TO DO:
Once the pictures are set aside, output all the records exactly.

[Dataset rows for apps and sites]
════════════════════

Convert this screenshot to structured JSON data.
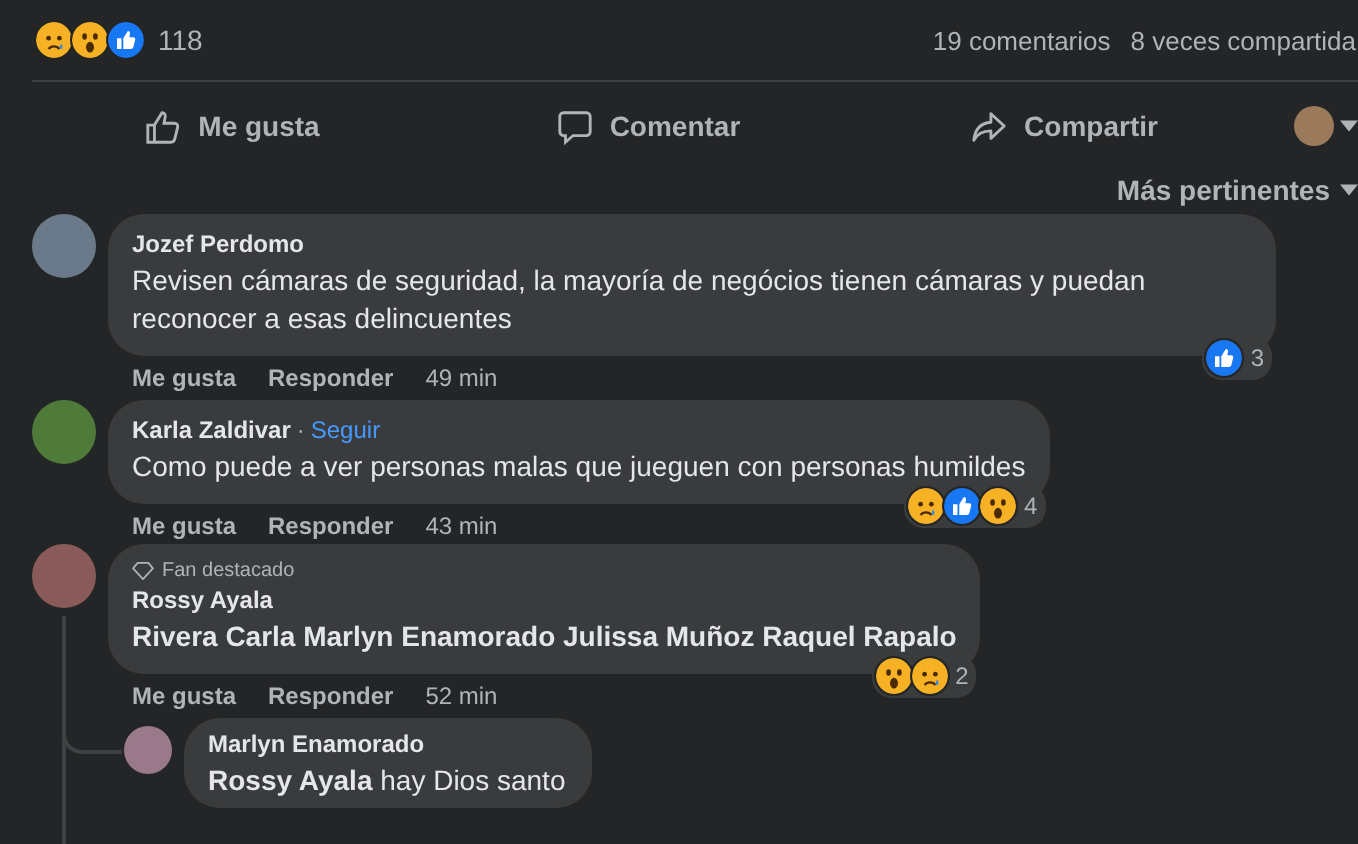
{
  "post_stats": {
    "reactions": [
      {
        "kind": "sad"
      },
      {
        "kind": "wow"
      },
      {
        "kind": "like"
      }
    ],
    "reaction_count": "118",
    "comments": "19 comentarios",
    "shares": "8 veces compartida"
  },
  "actions": [
    {
      "kind": "like",
      "label": "Me gusta"
    },
    {
      "kind": "comment",
      "label": "Comentar"
    },
    {
      "kind": "share",
      "label": "Compartir"
    }
  ],
  "sort": {
    "label": "Más pertinentes"
  },
  "comments": [
    {
      "author": "Jozef Perdomo",
      "text": "Revisen cámaras de seguridad, la mayoría de negócios tienen cámaras y puedan reconocer a esas delincuentes",
      "like": "Me gusta",
      "reply": "Responder",
      "time": "49 min",
      "reactions": [
        {
          "kind": "like"
        }
      ],
      "reaction_count": "3",
      "bold_text": false
    },
    {
      "author": "Karla Zaldivar",
      "separator": "·",
      "follow": "Seguir",
      "text": "Como puede a ver personas malas que jueguen con personas humildes",
      "like": "Me gusta",
      "reply": "Responder",
      "time": "43 min",
      "reactions": [
        {
          "kind": "sad"
        },
        {
          "kind": "like"
        },
        {
          "kind": "wow"
        }
      ],
      "reaction_count": "4",
      "bold_text": false
    },
    {
      "badge": "Fan destacado",
      "author": "Rossy Ayala",
      "text": "Rivera Carla Marlyn Enamorado Julissa Muñoz Raquel Rapalo",
      "like": "Me gusta",
      "reply": "Responder",
      "time": "52 min",
      "reactions": [
        {
          "kind": "wow"
        },
        {
          "kind": "sad"
        }
      ],
      "reaction_count": "2",
      "bold_text": true,
      "replies": [
        {
          "author": "Marlyn Enamorado",
          "text": "**Rossy Ayala** hay Dios santo"
        }
      ]
    }
  ]
}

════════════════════

ANSWER SPACE:
Convert this screenshot to structured JSON data.
{
  "post_stats": {
    "reactions": [
      {
        "kind": "sad"
      },
      {
        "kind": "wow"
      },
      {
        "kind": "like"
      }
    ],
    "reaction_count": "118",
    "comments": "19 comentarios",
    "shares": "8 veces compartida"
  },
  "actions": [
    {
      "kind": "like",
      "label": "Me gusta"
    },
    {
      "kind": "comment",
      "label": "Comentar"
    },
    {
      "kind": "share",
      "label": "Compartir"
    }
  ],
  "sort": {
    "label": "Más pertinentes"
  },
  "comments": [
    {
      "author": "Jozef Perdomo",
      "text": "Revisen cámaras de seguridad, la mayoría de negócios tienen cámaras y puedan reconocer a esas delincuentes",
      "like": "Me gusta",
      "reply": "Responder",
      "time": "49 min",
      "reactions": [
        {
          "kind": "like"
        }
      ],
      "reaction_count": "3",
      "bold_text": false
    },
    {
      "author": "Karla Zaldivar",
      "separator": "·",
      "follow": "Seguir",
      "text": "Como puede a ver personas malas que jueguen con personas humildes",
      "like": "Me gusta",
      "reply": "Responder",
      "time": "43 min",
      "reactions": [
        {
          "kind": "sad"
        },
        {
          "kind": "like"
        },
        {
          "kind": "wow"
        }
      ],
      "reaction_count": "4",
      "bold_text": false
    },
    {
      "badge": "Fan destacado",
      "author": "Rossy Ayala",
      "text": "Rivera Carla Marlyn Enamorado Julissa Muñoz Raquel Rapalo",
      "like": "Me gusta",
      "reply": "Responder",
      "time": "52 min",
      "reactions": [
        {
          "kind": "wow"
        },
        {
          "kind": "sad"
        }
      ],
      "reaction_count": "2",
      "bold_text": true,
      "replies": [
        {
          "author": "Marlyn Enamorado",
          "text": "**Rossy Ayala** hay Dios santo"
        }
      ]
    }
  ]
}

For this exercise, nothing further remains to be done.